Adding Washington would fill a need for the Bengals after the departure of Hayden Hurst. The arrow is pointing up on the Georgia tight end, despite middling numbers last season while playing behind Brock Bowers.
Height: 6-foot-4 | Weight: 246
Where the Raiders could get him: Round 2 (No. 38 overall)
Why he fits: The Raiders added Austin Hooper in free agency, and he’ll be the in-line tight end in Josh McDaniels’ offense. But I think the Raiders could still use a true seam-stretcher like Kincaid, who can work all three levels of the route tree and has catch-and-run ability. That’s where I see McDaniels deploying Kincaid as a flex target in both 12 and 11 personnel, with the play-action concepts opening up those voids for quarterback Jimmy Garoppolo.

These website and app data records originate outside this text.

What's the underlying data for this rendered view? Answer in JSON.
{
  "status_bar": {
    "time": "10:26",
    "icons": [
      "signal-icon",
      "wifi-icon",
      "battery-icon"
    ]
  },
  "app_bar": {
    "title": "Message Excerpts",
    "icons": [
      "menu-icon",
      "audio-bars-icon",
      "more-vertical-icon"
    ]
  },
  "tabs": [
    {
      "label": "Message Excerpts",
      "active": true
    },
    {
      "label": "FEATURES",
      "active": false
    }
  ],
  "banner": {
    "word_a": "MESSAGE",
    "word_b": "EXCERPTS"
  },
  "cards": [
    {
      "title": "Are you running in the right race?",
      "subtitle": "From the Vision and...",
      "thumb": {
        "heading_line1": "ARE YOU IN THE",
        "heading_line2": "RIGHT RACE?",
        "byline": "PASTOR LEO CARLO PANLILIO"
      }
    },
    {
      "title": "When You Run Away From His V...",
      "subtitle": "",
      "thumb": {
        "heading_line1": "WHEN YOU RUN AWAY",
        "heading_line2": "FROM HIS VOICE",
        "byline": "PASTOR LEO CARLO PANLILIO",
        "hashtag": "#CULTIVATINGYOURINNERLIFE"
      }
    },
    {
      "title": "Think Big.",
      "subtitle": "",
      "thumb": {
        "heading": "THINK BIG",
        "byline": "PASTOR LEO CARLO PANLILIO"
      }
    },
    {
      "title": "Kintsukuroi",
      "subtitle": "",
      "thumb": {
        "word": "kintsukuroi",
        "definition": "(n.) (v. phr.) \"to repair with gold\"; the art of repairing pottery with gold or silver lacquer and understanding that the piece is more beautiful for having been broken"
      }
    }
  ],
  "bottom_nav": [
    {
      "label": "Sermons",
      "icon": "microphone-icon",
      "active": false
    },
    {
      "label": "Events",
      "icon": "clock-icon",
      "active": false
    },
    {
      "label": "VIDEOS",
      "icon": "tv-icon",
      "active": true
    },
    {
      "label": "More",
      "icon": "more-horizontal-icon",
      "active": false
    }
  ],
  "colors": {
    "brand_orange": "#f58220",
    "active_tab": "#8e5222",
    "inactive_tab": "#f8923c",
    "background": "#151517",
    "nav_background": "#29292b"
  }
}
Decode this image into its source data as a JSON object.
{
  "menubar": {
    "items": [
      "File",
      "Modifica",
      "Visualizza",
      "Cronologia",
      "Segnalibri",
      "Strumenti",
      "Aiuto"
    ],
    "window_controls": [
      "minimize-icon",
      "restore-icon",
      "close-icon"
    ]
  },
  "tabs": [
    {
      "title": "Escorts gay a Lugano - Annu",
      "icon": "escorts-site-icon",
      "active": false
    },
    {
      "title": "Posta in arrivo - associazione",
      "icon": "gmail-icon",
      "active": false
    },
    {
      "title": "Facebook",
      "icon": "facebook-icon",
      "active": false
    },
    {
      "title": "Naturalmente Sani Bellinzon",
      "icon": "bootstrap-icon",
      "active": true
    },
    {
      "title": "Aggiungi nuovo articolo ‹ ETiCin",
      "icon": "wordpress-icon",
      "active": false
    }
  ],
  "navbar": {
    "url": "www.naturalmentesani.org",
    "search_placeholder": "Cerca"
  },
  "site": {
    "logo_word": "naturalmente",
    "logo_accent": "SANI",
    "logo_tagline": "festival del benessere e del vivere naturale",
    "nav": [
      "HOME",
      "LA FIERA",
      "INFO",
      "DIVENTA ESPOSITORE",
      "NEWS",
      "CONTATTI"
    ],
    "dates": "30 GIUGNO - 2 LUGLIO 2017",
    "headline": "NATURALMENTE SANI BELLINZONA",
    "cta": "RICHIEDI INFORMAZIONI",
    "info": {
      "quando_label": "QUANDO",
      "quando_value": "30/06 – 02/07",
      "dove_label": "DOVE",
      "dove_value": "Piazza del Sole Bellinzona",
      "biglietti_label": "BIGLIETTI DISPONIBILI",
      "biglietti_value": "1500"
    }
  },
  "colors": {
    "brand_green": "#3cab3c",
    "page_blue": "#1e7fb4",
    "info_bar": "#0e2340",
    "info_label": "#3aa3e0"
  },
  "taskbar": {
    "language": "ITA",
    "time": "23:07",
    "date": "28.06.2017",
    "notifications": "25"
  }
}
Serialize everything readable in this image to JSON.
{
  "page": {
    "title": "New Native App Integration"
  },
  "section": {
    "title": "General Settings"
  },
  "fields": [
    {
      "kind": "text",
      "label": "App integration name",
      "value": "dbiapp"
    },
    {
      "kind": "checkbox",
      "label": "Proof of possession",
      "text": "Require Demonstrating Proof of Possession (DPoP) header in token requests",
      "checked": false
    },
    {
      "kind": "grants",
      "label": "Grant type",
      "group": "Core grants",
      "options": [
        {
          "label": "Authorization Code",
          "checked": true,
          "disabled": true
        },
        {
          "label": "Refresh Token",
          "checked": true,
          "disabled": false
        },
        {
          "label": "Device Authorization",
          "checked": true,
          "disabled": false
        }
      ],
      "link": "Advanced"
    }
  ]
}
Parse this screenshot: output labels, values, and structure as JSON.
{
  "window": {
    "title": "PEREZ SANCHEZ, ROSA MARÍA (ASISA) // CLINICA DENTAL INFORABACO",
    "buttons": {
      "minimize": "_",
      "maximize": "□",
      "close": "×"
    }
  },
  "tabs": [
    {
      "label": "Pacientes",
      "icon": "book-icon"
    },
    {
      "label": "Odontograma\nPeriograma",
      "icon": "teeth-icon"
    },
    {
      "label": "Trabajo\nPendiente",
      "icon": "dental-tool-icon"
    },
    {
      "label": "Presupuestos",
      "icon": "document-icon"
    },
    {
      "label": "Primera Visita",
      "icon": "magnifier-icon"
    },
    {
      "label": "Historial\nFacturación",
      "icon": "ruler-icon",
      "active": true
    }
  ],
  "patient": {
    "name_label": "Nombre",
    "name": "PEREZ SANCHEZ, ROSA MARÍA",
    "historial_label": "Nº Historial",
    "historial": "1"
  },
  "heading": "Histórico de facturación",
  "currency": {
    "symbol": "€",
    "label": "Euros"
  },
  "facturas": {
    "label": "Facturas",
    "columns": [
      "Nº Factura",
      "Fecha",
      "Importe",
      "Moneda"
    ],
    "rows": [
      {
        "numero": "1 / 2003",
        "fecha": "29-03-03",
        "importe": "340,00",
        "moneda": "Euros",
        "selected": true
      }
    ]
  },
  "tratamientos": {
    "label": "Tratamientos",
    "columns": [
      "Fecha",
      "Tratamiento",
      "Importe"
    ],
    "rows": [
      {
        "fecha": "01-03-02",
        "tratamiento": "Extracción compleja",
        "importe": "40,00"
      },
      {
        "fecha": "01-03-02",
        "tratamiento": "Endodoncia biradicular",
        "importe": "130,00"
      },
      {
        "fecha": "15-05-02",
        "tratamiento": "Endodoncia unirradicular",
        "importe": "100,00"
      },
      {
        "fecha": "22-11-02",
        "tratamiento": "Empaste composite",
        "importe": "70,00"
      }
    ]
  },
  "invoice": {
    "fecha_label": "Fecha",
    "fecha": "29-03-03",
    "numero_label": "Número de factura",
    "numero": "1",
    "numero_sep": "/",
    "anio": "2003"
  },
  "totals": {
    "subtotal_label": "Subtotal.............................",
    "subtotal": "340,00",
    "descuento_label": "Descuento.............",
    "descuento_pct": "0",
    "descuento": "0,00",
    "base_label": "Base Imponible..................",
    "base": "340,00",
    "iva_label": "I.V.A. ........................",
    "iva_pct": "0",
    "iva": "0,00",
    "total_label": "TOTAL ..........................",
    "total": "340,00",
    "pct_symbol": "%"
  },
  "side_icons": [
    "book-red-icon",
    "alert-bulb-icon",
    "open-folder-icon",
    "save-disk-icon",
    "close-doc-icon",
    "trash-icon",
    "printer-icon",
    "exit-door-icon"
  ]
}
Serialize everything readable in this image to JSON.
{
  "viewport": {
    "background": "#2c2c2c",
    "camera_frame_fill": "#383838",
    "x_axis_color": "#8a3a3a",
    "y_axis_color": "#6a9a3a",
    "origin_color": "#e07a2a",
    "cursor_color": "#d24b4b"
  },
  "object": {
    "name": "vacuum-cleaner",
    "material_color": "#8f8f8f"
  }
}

Kincaid could get loose on trap passes, boots and clear-and-replace schemes, and he can win one-on-one with the catch radius to climb the ladder and finish.
Kincaid has the receiving skills to go in the first round, but if he does slide a bit, I like the idea of the Raiders adding a pass-catching asset to replace Waller. Only Georgia’s Bowers had more receiving yards among tight ends last season than his 890.
Height: 6-foot-3 | Weight: 245
Where the Jaguars could get him: Round 2 (No. 56 overall)
Why he fits: Doug Pederson could add LaPorta to pair with Evan Engram in the Jags’ 12 personnel sets. LaPorta has the lower-body flexibility to set up defenders in coverage, and he’s rugged after the catch with 4.59 speed. And I think we could see Peterson deploy him as a boundary X target to the backside of 3×1 sets for quarterback Trevor Lawrence. These are isolation throws for Lawrence to a big-body target with route running traits. And with Engram playing on the tag this season, LaPorta could serve as the tight end of the future in Jacksonville. He closed last season with 657 receiving yards (fourth among tight ends) but only caught one touchdown.